The snowfall is coming back to the northeast of the U.S. which could explain the recent rise in the natural gas spot price (NY gate price). There is a decline in gas rigs and the ongoing downward trend of Henry Hub will probably continue today. Let’s elaborate on these items:
Snow in New York
There are reports all around that the snow in New York is progressing and some estimate that the snowfall could reach as high as 14 inches. As we all know, this could have a very strong effect on natural gas spot price (NY gate) and will drive prices high, especially if the cold weather will continue to progress this week. Yesterday, we have already seen a big rise in this commodity price: NY city gate natural gas spot price rose by over 18%. In total, this commodity price has risen by over 33% from the beginning of the month up to yesterday.
Natural gas and Oil rigs in the U.S.
According to Bloomberg, the number of natural gas rigs in the U.S. has decreased by five, reaching 914 this week – the lowest level since February, while the oil rigs in the U.S. increased by 12, reaching 777 – the highest level since 1987.
As the number of rigs will continue to decline it could have some adverse effects on natural gas supply, however, since currently this energy commodity is abundant in the U.S. as presented in the recent EIA report on natural gas storage, this news shouldn’t have much of an effect on natural gas spot price.
If I would to speculate, I think that we should probably continue seeing a big rise (which will probably follow very shortly with a big fall) in natural gas spot price (NY gate). In regards to the Henry Hub, its price will probably continue its downward fall as the week will progress, despite the cold weather which could have a short positive effect on it – an effect that wouldn’t last long.
For further reading:
- Crude oil price in 2010 and outlook for 2011 (in this site)
- Natural gas spot price in 2010 and projection to 2011 (in this site)

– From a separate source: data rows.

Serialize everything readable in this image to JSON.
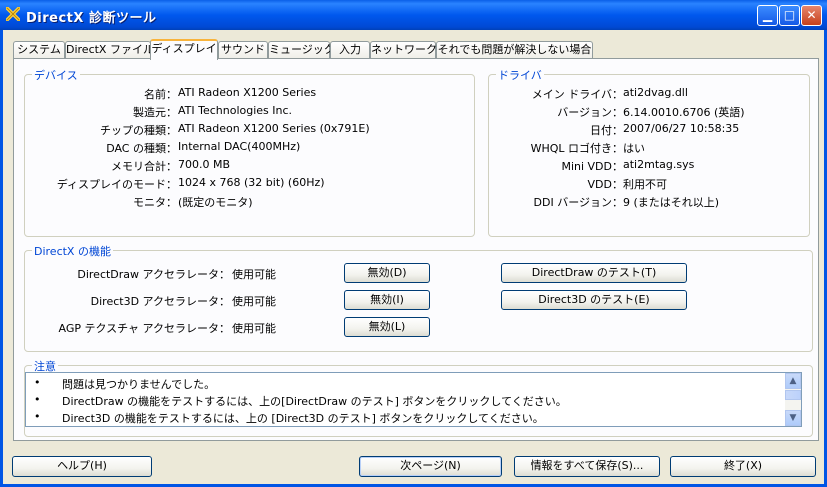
{
  "window": {
    "title": "DirectX 診断ツール"
  },
  "tabs": [
    {
      "label": "システム"
    },
    {
      "label": "DirectX ファイル"
    },
    {
      "label": "ディスプレイ"
    },
    {
      "label": "サウンド"
    },
    {
      "label": "ミュージック"
    },
    {
      "label": "入力"
    },
    {
      "label": "ネットワーク"
    },
    {
      "label": "それでも問題が解決しない場合"
    }
  ],
  "device": {
    "title": "デバイス",
    "rows": [
      {
        "label": "名前：",
        "value": "ATI Radeon X1200 Series"
      },
      {
        "label": "製造元：",
        "value": "ATI Technologies Inc."
      },
      {
        "label": "チップの種類：",
        "value": "ATI Radeon X1200 Series (0x791E)"
      },
      {
        "label": "DAC の種類：",
        "value": "Internal DAC(400MHz)"
      },
      {
        "label": "メモリ合計：",
        "value": "700.0 MB"
      },
      {
        "label": "ディスプレイのモード：",
        "value": "1024 x 768 (32 bit) (60Hz)"
      },
      {
        "label": "モニタ：",
        "value": "(既定のモニタ)"
      }
    ]
  },
  "driver": {
    "title": "ドライバ",
    "rows": [
      {
        "label": "メイン ドライバ：",
        "value": "ati2dvag.dll"
      },
      {
        "label": "バージョン：",
        "value": "6.14.0010.6706 (英語)"
      },
      {
        "label": "日付：",
        "value": "2007/06/27 10:58:35"
      },
      {
        "label": "WHQL ロゴ付き：",
        "value": "はい"
      },
      {
        "label": "Mini VDD：",
        "value": "ati2mtag.sys"
      },
      {
        "label": "VDD：",
        "value": "利用不可"
      },
      {
        "label": "DDI バージョン：",
        "value": "9 (またはそれ以上)"
      }
    ]
  },
  "features": {
    "title": "DirectX の機能",
    "rows": [
      {
        "label": "DirectDraw アクセラレータ：",
        "status": "使用可能",
        "toggle": "無効(D)",
        "test": "DirectDraw のテスト(T)"
      },
      {
        "label": "Direct3D アクセラレータ：",
        "status": "使用可能",
        "toggle": "無効(I)",
        "test": "Direct3D のテスト(E)"
      },
      {
        "label": "AGP テクスチャ アクセラレータ：",
        "status": "使用可能",
        "toggle": "無効(L)"
      }
    ]
  },
  "notes": {
    "title": "注意",
    "bullet": "•",
    "items": [
      "問題は見つかりませんでした。",
      "DirectDraw の機能をテストするには、上の[DirectDraw のテスト] ボタンをクリックしてください。",
      "Direct3D の機能をテストするには、上の [Direct3D のテスト] ボタンをクリックしてください。"
    ]
  },
  "buttons": {
    "help": "ヘルプ(H)",
    "next": "次ページ(N)",
    "save_all": "情報をすべて保存(S)...",
    "exit": "終了(X)"
  },
  "colors": {
    "titlebar": "#0058ee",
    "group_title": "#0046d5",
    "tab_highlight": "#f9b43c"
  }
}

- Weekly outlook for Crude oil, Natural gas and Gold 10-14 January (in this site)
- Natural Gas Not Necessarily the Next Big Thing
Oil: The Other Gold